A professor at the University of North Carolina's Wilmington campus has come under fire for numerous anti-LGBT and Islamophobic statements, including remarks perceived as threats to individual students -- but school officials say he has not violated any federal law or university policy.
Nada Merghani, a Muslim refugee from Sudan who identifies as queer, told The Daily Beast she had to leave the school after intense harassment by criminology professor Mike Adams, a conservative Christian who makes his anti-LGBT and anti-Muslim views known via Facebook, Twitter, and columns he writes for websites such as The Daily Wire and Townhall.
Merghani said she had never so much as spoken to Adams when he first attacked her -- in a Facebook post in April 2015. "The only thing more disgusting than a jihadist Muslim is a pro-choice Muslim," Adams wrote of Merghani. Then in August of that year, Adams wrote a column for The Daily Wire regarding a Facebook post of Mergani's about Donald Trump's upcoming visit to the UNC Wilmington campus, in which she said, "Y'all are not prepared for what I'm about to do."
The Secret Service interpreted that as a threat and interviewed Mergani, then concluded she did not intend to try to harm Trump. "I could have saved them the trouble and let them know there was no need to fear a terrorist attack from the confused teenager," Adams wrote. "Her claims to be a 'queer Muslim' are probably part of an act designed to fit into as many victim categories as possible." The headline on his column was "A 'Queer Muslim' Jihad?"
Even though Adams did say Mergani was not a terrorist threat, he had done damage by even associating her with the words "terrorist" and "jihad," according to Beast writer Jenn Hoffman. Mergani said a campaign of harassment by Adams and his supporters ensued, leading her to leave the university in November of this year because she felt unsafe.

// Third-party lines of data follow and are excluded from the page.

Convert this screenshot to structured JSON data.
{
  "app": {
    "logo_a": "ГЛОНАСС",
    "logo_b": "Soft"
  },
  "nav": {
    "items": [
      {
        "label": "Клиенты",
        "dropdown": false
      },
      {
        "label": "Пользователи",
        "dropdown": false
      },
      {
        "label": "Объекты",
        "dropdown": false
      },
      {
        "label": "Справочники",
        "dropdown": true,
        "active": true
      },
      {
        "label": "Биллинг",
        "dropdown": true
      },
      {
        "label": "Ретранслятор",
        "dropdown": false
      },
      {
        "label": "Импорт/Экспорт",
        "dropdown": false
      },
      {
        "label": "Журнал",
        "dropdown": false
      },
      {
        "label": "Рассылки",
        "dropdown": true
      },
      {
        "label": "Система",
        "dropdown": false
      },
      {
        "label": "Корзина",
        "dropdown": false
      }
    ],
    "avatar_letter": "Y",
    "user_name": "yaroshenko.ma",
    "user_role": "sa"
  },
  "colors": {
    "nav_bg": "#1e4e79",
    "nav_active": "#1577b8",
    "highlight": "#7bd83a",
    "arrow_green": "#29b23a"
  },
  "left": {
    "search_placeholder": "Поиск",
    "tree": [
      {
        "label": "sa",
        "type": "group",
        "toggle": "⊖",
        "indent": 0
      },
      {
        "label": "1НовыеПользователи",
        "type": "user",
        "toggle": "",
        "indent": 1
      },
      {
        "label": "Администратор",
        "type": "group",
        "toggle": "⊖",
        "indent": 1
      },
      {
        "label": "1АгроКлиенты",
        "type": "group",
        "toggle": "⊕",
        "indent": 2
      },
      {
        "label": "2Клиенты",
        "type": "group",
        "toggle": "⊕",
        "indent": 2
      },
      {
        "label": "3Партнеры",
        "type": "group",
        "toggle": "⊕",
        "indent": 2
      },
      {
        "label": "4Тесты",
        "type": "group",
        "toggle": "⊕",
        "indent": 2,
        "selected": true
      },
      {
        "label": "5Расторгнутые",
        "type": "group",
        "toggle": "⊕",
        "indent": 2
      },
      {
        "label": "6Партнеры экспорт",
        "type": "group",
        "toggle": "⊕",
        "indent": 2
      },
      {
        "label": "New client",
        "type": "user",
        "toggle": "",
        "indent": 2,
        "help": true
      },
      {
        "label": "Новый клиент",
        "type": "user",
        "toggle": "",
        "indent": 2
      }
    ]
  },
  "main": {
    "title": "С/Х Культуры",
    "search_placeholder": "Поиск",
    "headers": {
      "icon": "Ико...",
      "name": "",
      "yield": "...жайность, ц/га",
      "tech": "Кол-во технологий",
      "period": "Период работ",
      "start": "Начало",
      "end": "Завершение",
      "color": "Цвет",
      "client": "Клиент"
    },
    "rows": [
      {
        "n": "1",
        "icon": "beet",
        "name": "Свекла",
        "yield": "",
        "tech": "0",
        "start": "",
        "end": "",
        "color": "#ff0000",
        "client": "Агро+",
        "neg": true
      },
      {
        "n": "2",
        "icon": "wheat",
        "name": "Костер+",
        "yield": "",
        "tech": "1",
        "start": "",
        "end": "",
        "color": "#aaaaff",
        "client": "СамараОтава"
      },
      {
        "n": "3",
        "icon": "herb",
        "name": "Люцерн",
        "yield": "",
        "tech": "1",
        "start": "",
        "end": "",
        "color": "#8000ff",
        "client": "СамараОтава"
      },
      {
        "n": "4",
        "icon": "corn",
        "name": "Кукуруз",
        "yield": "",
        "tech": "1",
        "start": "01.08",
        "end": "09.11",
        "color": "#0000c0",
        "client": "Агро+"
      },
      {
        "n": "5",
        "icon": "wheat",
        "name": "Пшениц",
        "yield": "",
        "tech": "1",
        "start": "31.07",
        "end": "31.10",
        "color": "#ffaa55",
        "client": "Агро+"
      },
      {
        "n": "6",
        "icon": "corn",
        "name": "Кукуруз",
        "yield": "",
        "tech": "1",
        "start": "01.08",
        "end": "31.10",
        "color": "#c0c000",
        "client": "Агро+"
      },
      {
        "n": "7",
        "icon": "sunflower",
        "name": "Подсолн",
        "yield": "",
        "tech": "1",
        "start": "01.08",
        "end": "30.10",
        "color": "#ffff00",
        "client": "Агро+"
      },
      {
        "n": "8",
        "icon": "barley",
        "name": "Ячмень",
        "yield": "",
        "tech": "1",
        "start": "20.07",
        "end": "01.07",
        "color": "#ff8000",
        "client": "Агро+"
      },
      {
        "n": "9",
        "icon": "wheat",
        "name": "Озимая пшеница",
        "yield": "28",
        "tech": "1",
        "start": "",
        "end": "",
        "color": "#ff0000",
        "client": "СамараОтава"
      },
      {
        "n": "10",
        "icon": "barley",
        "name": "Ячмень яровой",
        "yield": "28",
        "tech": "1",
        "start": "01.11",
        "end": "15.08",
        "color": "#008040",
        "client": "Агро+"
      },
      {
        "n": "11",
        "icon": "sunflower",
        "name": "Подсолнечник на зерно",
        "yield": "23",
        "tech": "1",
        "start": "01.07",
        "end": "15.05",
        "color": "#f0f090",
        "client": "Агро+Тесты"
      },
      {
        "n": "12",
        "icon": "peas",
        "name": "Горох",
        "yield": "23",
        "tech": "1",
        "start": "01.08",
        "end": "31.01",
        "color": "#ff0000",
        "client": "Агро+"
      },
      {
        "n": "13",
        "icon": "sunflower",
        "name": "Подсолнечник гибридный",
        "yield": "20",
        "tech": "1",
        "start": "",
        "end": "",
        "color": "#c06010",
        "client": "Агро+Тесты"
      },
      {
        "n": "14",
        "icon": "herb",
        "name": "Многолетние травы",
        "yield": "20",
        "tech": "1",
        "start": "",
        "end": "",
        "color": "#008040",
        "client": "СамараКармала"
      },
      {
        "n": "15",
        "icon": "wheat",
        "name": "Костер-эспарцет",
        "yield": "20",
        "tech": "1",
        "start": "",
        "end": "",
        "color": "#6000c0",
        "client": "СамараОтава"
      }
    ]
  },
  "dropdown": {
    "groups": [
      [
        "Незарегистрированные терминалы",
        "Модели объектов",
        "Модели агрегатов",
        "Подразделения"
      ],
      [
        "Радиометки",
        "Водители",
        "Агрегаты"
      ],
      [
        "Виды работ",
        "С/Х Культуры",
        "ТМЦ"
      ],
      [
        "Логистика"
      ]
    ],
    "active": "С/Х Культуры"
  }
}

Adams's columns and social media posts regularly attack LGBT people, Muslims, feminists, and "leftists" in general. He has expressed incredulity that anyone could be queer and Muslim, saying, "If you choose a religion bent on executing you, nothing you say could be intelligent." Of course, many Muslims do not believe gay people should be put to death.
In 2009, when two gay UNC Wilmington students were beaten unconscious after leaving a bar in the city, Adams was outraged that police were investigating the incident as a hate crime. In a Townhall column, he wrote that the students were assaulted not necessarily because they were gay, but because they were "drunk and stupid." He lampooned the idea of hate-crimes laws while asserting that people could stay safe by carrying guns. "Gays have been much more likely to be attacked even if their attackers were not aware of their sexual orientation," he wrote. "This is simply because gays are more likely to hang out in bars -- places where they are not allowed to carry weapons in order to defend themselves."
He has further likened gender-confirmation surgery to mutilation and called transgender people "mentally ill." In a tweet this year, he addressed North Carolina's House Bill 2, which among other things restricts transgender people's restroom usage in government buildings. "Let's make it illegal for doctors to mutilate the genitals of the mentally ill," he wrote. "That would resolve this whole hb2 thing." Among the many problems with his assertion is that some transgender people do not seek genital surgery.
UNC Wilmington officials say that nothing in Adams's published statements provide grounds to fire him. "Dr. Adams's online column and social media presence represent his personal expressions and opinions on a variety of topics," said a statement issued by the university to the Beast. "These expressions and opinions are neither within the requested scope of Dr. Adams's duties with the university, nor do they represent the views of the university. However, they are expressions protected by the First Amendment to the United States Constitution."
University administrators also said Adams has not made a "true threat" against Mergani or any other student, nor violated the school's antiharassment policy or federal law concerning the privacy of student information.
Some students and professors say UNC Wilmington should adopt a stronger policy against hate speech or use Title VI of the Civil Rights Act of 1964, which addresses when free speech crosses the line into creating a hostile environment, to deal with Adams. And more than 2,000 people have signed an online petition calling for his dismissal, the Beast reports.
But Adams could turn litigious. He once sued the university, alleging that he was denied a full professorship because of his political views. In a settlement, the university agreed to promote him and prevent retaliation against him.